Moving further, we’re now in the mobile digital age. Reading, learning and social interaction are augmented by web-based technologies and in many cases replace their predecessors.
It’s OK that these theories are imperfect. Newton’s theories don’t mesh with special relativity or quantum mechanics but classical dynamics can land a man on the moon. I’m sure that life is so complex that determinism isn’t a theory that can predict much.
Still, human ambition drives innovation forward. In Rise of the Drones the technological advances have social & political impacts for all of society—even those who don’t know or care about drones.
I think it’s clear that Determinism resonates as a framework to understand that we advance our technologies and then our technologies advance us.
Update: Obama won. Here’s Neil deGrasse Tyson’s take on how government funding of science can “guarantee your economic future”…
Nature has an interesting article that outlines the differences between these two presidential candidates.
I’ve been thinking a lot about the Republican’s mantra that “government doesn’t create jobs”. In their last debate the candidates finally mentioned the government’s role in research. Romney talked as if he’s pro-research investment but that’s hard to believe. Just ask David Victor, a public-policy expert at the UCSD:
It certainly does not appear that a Romney administration is going to put spending on research and development and education at the centre of their priorities, whereas Obama has made science and education an important part of his agenda.
The private sector can’t fund big science. Without major funding by world governments we wouldn’t have advancements like the sequencing of the human genome, the LHC, stem cell research, fMRI, neuroscience, cancer research, etc.

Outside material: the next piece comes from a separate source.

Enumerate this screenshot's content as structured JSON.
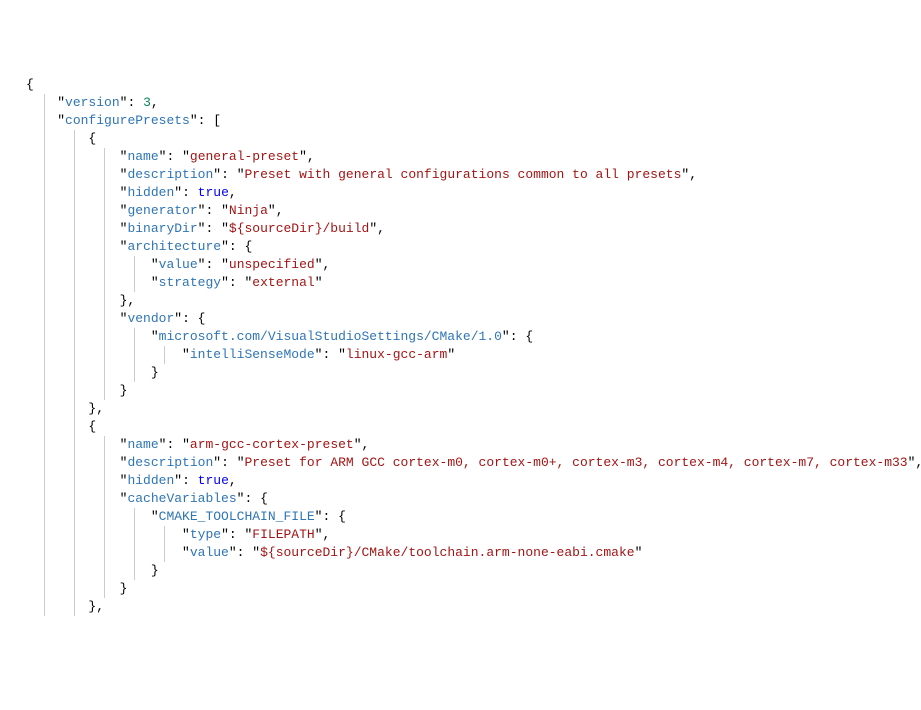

Individual research opportunities may hit or miss. There’s no guarantee of a break-through. That means that some money is at risk and there’s limited-to-no rewards. However, the money that gets spent does indeed go back into the economy and it does have an impact on the private sector.
Yesterday, Microsoft announced that it’s taking a $6.2B USD write-off for the aQuantive acquisition.
Time for a does of reality from someone who got super, super rich from that deal:
When the American middle class defends a tax system in which the lion’s share of benefits accrues to the richest, all in the name of job creation, all that happens is that the rich get richer.
…people are selectively worse at incorporating information about a worse-than-expected future
There are aspects of my life where I’m optimistic but probably less so than most people. I’m not a pessimist; I’m a self-decribed pragmatist: I see wonder and beauty all around but I also see problems coming a mile away.
In my work as a software architect I consistently encounter a propensity for optimism from folks who dream things—as opposed to those who build things. The dreamers are “The Business” and they are “bully”. To varying degrees, anything short of “can do” is nay-saying.
Strangely, it’s the dreamers who tend to label the do-ers (as pessimistic) but not the other way ’round. In professional life it’s taboo for someone to tell an optimist that they just don’t know enough to understand the real risks involved in X, Y or Z.
Those conversations do happen rarely and don’t often result in much change. Why?
One answer could come from applying evolutionary psychology to the SDLC. It’s a topic I’m interested in considering further.
As a start, I’ve looked at The brains rose-colored glasses : Nature Neuroscience.
The best way to think about the problem from The Business’s expectation is:
optimists’ brains fail to generate a learning signal when confronted with the evidence that negative events are more likely to occur than predicted
The foundation of Agile Methods—XP—took this into consideration. XP focused on measuring “velocity” and included rules that used past velocity to govern / temper the optimism of a future iteration.
More details can be found here: optimism